◆ REQUIRED WORK
Each record must be written out again exactly. Skip any picture it contains.

(Web page and app entries)
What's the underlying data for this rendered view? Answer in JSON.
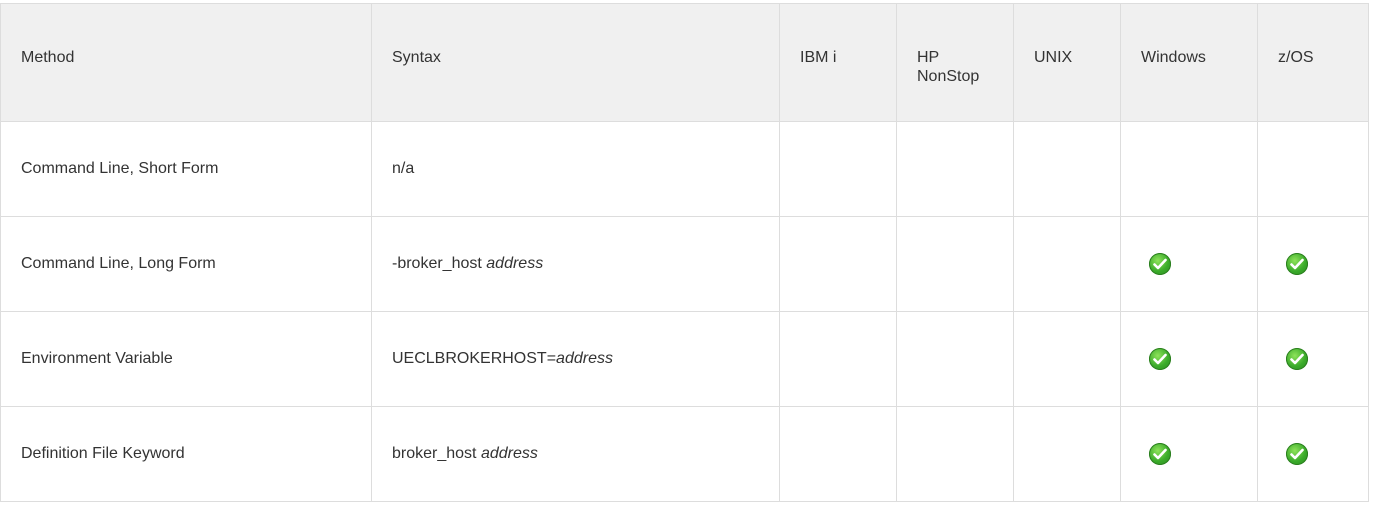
{
  "table": {
    "headers": [
      "Method",
      "Syntax",
      "IBM i",
      "HP\nNonStop",
      "UNIX",
      "Windows",
      "z/OS"
    ],
    "header_hp_line1": "HP",
    "header_hp_line2": "NonStop",
    "rows": [
      {
        "method": "Command Line, Short Form",
        "syntax_pre": "n/a",
        "syntax_arg": "",
        "ibmi": false,
        "hpnonstop": false,
        "unix": false,
        "windows": false,
        "zos": false
      },
      {
        "method": "Command Line, Long Form",
        "syntax_pre": "-broker_host ",
        "syntax_arg": "address",
        "ibmi": false,
        "hpnonstop": false,
        "unix": false,
        "windows": true,
        "zos": true
      },
      {
        "method": "Environment Variable",
        "syntax_pre": "UECLBROKERHOST=",
        "syntax_arg": "address",
        "ibmi": false,
        "hpnonstop": false,
        "unix": false,
        "windows": true,
        "zos": true
      },
      {
        "method": "Definition File Keyword",
        "syntax_pre": "broker_host ",
        "syntax_arg": "address",
        "ibmi": false,
        "hpnonstop": false,
        "unix": false,
        "windows": true,
        "zos": true
      }
    ]
  },
  "icons": {
    "supported": "check-circle-icon"
  },
  "colors": {
    "header_bg": "#f0f0f0",
    "border": "#dddddd",
    "text": "#333333",
    "check_green": "#3aaa2a"
  }
}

◆ EXERCISE OUTPUT
What's the underlying data for this rendered view? Answer in JSON.
{
  "table": {
    "headers": [
      "Method",
      "Syntax",
      "IBM i",
      "HP\nNonStop",
      "UNIX",
      "Windows",
      "z/OS"
    ],
    "header_hp_line1": "HP",
    "header_hp_line2": "NonStop",
    "rows": [
      {
        "method": "Command Line, Short Form",
        "syntax_pre": "n/a",
        "syntax_arg": "",
        "ibmi": false,
        "hpnonstop": false,
        "unix": false,
        "windows": false,
        "zos": false
      },
      {
        "method": "Command Line, Long Form",
        "syntax_pre": "-broker_host ",
        "syntax_arg": "address",
        "ibmi": false,
        "hpnonstop": false,
        "unix": false,
        "windows": true,
        "zos": true
      },
      {
        "method": "Environment Variable",
        "syntax_pre": "UECLBROKERHOST=",
        "syntax_arg": "address",
        "ibmi": false,
        "hpnonstop": false,
        "unix": false,
        "windows": true,
        "zos": true
      },
      {
        "method": "Definition File Keyword",
        "syntax_pre": "broker_host ",
        "syntax_arg": "address",
        "ibmi": false,
        "hpnonstop": false,
        "unix": false,
        "windows": true,
        "zos": true
      }
    ]
  },
  "icons": {
    "supported": "check-circle-icon"
  },
  "colors": {
    "header_bg": "#f0f0f0",
    "border": "#dddddd",
    "text": "#333333",
    "check_green": "#3aaa2a"
  }
}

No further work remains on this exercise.